Your instructions: Would you copy the lines below exactly and omit the images?
--- START ---
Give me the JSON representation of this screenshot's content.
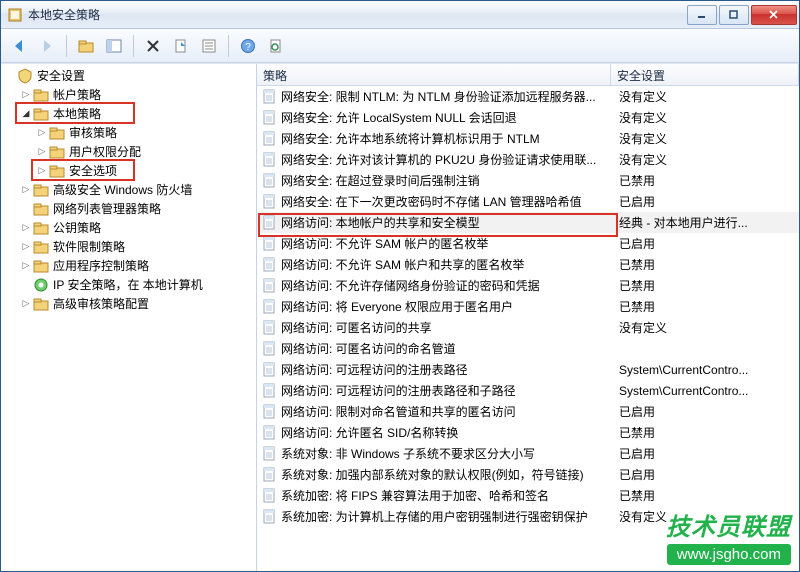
{
  "window": {
    "title": "本地安全策略"
  },
  "toolbar": {
    "back": "后退",
    "forward": "前进"
  },
  "tree": {
    "root": "安全设置",
    "items": [
      {
        "label": "帐户策略",
        "expanded": false,
        "level": 1,
        "type": "folder"
      },
      {
        "label": "本地策略",
        "expanded": true,
        "level": 1,
        "type": "folder",
        "highlight": true
      },
      {
        "label": "审核策略",
        "expanded": false,
        "level": 2,
        "type": "folder"
      },
      {
        "label": "用户权限分配",
        "expanded": false,
        "level": 2,
        "type": "folder"
      },
      {
        "label": "安全选项",
        "expanded": false,
        "level": 2,
        "type": "folder",
        "highlight": true
      },
      {
        "label": "高级安全 Windows 防火墙",
        "expanded": false,
        "level": 1,
        "type": "folder"
      },
      {
        "label": "网络列表管理器策略",
        "expanded": null,
        "level": 1,
        "type": "folder"
      },
      {
        "label": "公钥策略",
        "expanded": false,
        "level": 1,
        "type": "folder"
      },
      {
        "label": "软件限制策略",
        "expanded": false,
        "level": 1,
        "type": "folder"
      },
      {
        "label": "应用程序控制策略",
        "expanded": false,
        "level": 1,
        "type": "folder"
      },
      {
        "label": "IP 安全策略，在 本地计算机",
        "expanded": null,
        "level": 1,
        "type": "ipsec"
      },
      {
        "label": "高级审核策略配置",
        "expanded": false,
        "level": 1,
        "type": "folder"
      }
    ]
  },
  "list": {
    "headers": {
      "policy": "策略",
      "setting": "安全设置"
    },
    "rows": [
      {
        "policy": "网络安全: 限制 NTLM: 为 NTLM 身份验证添加远程服务器...",
        "setting": "没有定义"
      },
      {
        "policy": "网络安全: 允许 LocalSystem NULL 会话回退",
        "setting": "没有定义"
      },
      {
        "policy": "网络安全: 允许本地系统将计算机标识用于 NTLM",
        "setting": "没有定义"
      },
      {
        "policy": "网络安全: 允许对该计算机的 PKU2U 身份验证请求使用联...",
        "setting": "没有定义"
      },
      {
        "policy": "网络安全: 在超过登录时间后强制注销",
        "setting": "已禁用"
      },
      {
        "policy": "网络安全: 在下一次更改密码时不存储 LAN 管理器哈希值",
        "setting": "已启用"
      },
      {
        "policy": "网络访问: 本地帐户的共享和安全模型",
        "setting": "经典 - 对本地用户进行...",
        "selected": true
      },
      {
        "policy": "网络访问: 不允许 SAM 帐户的匿名枚举",
        "setting": "已启用"
      },
      {
        "policy": "网络访问: 不允许 SAM 帐户和共享的匿名枚举",
        "setting": "已禁用"
      },
      {
        "policy": "网络访问: 不允许存储网络身份验证的密码和凭据",
        "setting": "已禁用"
      },
      {
        "policy": "网络访问: 将 Everyone 权限应用于匿名用户",
        "setting": "已禁用"
      },
      {
        "policy": "网络访问: 可匿名访问的共享",
        "setting": "没有定义"
      },
      {
        "policy": "网络访问: 可匿名访问的命名管道",
        "setting": ""
      },
      {
        "policy": "网络访问: 可远程访问的注册表路径",
        "setting": "System\\CurrentContro..."
      },
      {
        "policy": "网络访问: 可远程访问的注册表路径和子路径",
        "setting": "System\\CurrentContro..."
      },
      {
        "policy": "网络访问: 限制对命名管道和共享的匿名访问",
        "setting": "已启用"
      },
      {
        "policy": "网络访问: 允许匿名 SID/名称转换",
        "setting": "已禁用"
      },
      {
        "policy": "系统对象: 非 Windows 子系统不要求区分大小写",
        "setting": "已启用"
      },
      {
        "policy": "系统对象: 加强内部系统对象的默认权限(例如，符号链接)",
        "setting": "已启用"
      },
      {
        "policy": "系统加密: 将 FIPS 兼容算法用于加密、哈希和签名",
        "setting": "已禁用"
      },
      {
        "policy": "系统加密: 为计算机上存储的用户密钥强制进行强密钥保护",
        "setting": "没有定义"
      }
    ]
  },
  "watermark": {
    "line1": "技术员联盟",
    "line2": "www.jsgho.com"
  }
}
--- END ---
Solved exercise:
Give me the JSON representation of this screenshot's content.
{
  "window": {
    "title": "本地安全策略"
  },
  "toolbar": {
    "back": "后退",
    "forward": "前进"
  },
  "tree": {
    "root": "安全设置",
    "items": [
      {
        "label": "帐户策略",
        "expanded": false,
        "level": 1,
        "type": "folder"
      },
      {
        "label": "本地策略",
        "expanded": true,
        "level": 1,
        "type": "folder",
        "highlight": true
      },
      {
        "label": "审核策略",
        "expanded": false,
        "level": 2,
        "type": "folder"
      },
      {
        "label": "用户权限分配",
        "expanded": false,
        "level": 2,
        "type": "folder"
      },
      {
        "label": "安全选项",
        "expanded": false,
        "level": 2,
        "type": "folder",
        "highlight": true
      },
      {
        "label": "高级安全 Windows 防火墙",
        "expanded": false,
        "level": 1,
        "type": "folder"
      },
      {
        "label": "网络列表管理器策略",
        "expanded": null,
        "level": 1,
        "type": "folder"
      },
      {
        "label": "公钥策略",
        "expanded": false,
        "level": 1,
        "type": "folder"
      },
      {
        "label": "软件限制策略",
        "expanded": false,
        "level": 1,
        "type": "folder"
      },
      {
        "label": "应用程序控制策略",
        "expanded": false,
        "level": 1,
        "type": "folder"
      },
      {
        "label": "IP 安全策略，在 本地计算机",
        "expanded": null,
        "level": 1,
        "type": "ipsec"
      },
      {
        "label": "高级审核策略配置",
        "expanded": false,
        "level": 1,
        "type": "folder"
      }
    ]
  },
  "list": {
    "headers": {
      "policy": "策略",
      "setting": "安全设置"
    },
    "rows": [
      {
        "policy": "网络安全: 限制 NTLM: 为 NTLM 身份验证添加远程服务器...",
        "setting": "没有定义"
      },
      {
        "policy": "网络安全: 允许 LocalSystem NULL 会话回退",
        "setting": "没有定义"
      },
      {
        "policy": "网络安全: 允许本地系统将计算机标识用于 NTLM",
        "setting": "没有定义"
      },
      {
        "policy": "网络安全: 允许对该计算机的 PKU2U 身份验证请求使用联...",
        "setting": "没有定义"
      },
      {
        "policy": "网络安全: 在超过登录时间后强制注销",
        "setting": "已禁用"
      },
      {
        "policy": "网络安全: 在下一次更改密码时不存储 LAN 管理器哈希值",
        "setting": "已启用"
      },
      {
        "policy": "网络访问: 本地帐户的共享和安全模型",
        "setting": "经典 - 对本地用户进行...",
        "selected": true
      },
      {
        "policy": "网络访问: 不允许 SAM 帐户的匿名枚举",
        "setting": "已启用"
      },
      {
        "policy": "网络访问: 不允许 SAM 帐户和共享的匿名枚举",
        "setting": "已禁用"
      },
      {
        "policy": "网络访问: 不允许存储网络身份验证的密码和凭据",
        "setting": "已禁用"
      },
      {
        "policy": "网络访问: 将 Everyone 权限应用于匿名用户",
        "setting": "已禁用"
      },
      {
        "policy": "网络访问: 可匿名访问的共享",
        "setting": "没有定义"
      },
      {
        "policy": "网络访问: 可匿名访问的命名管道",
        "setting": ""
      },
      {
        "policy": "网络访问: 可远程访问的注册表路径",
        "setting": "System\\CurrentContro..."
      },
      {
        "policy": "网络访问: 可远程访问的注册表路径和子路径",
        "setting": "System\\CurrentContro..."
      },
      {
        "policy": "网络访问: 限制对命名管道和共享的匿名访问",
        "setting": "已启用"
      },
      {
        "policy": "网络访问: 允许匿名 SID/名称转换",
        "setting": "已禁用"
      },
      {
        "policy": "系统对象: 非 Windows 子系统不要求区分大小写",
        "setting": "已启用"
      },
      {
        "policy": "系统对象: 加强内部系统对象的默认权限(例如，符号链接)",
        "setting": "已启用"
      },
      {
        "policy": "系统加密: 将 FIPS 兼容算法用于加密、哈希和签名",
        "setting": "已禁用"
      },
      {
        "policy": "系统加密: 为计算机上存储的用户密钥强制进行强密钥保护",
        "setting": "没有定义"
      }
    ]
  },
  "watermark": {
    "line1": "技术员联盟",
    "line2": "www.jsgho.com"
  }
}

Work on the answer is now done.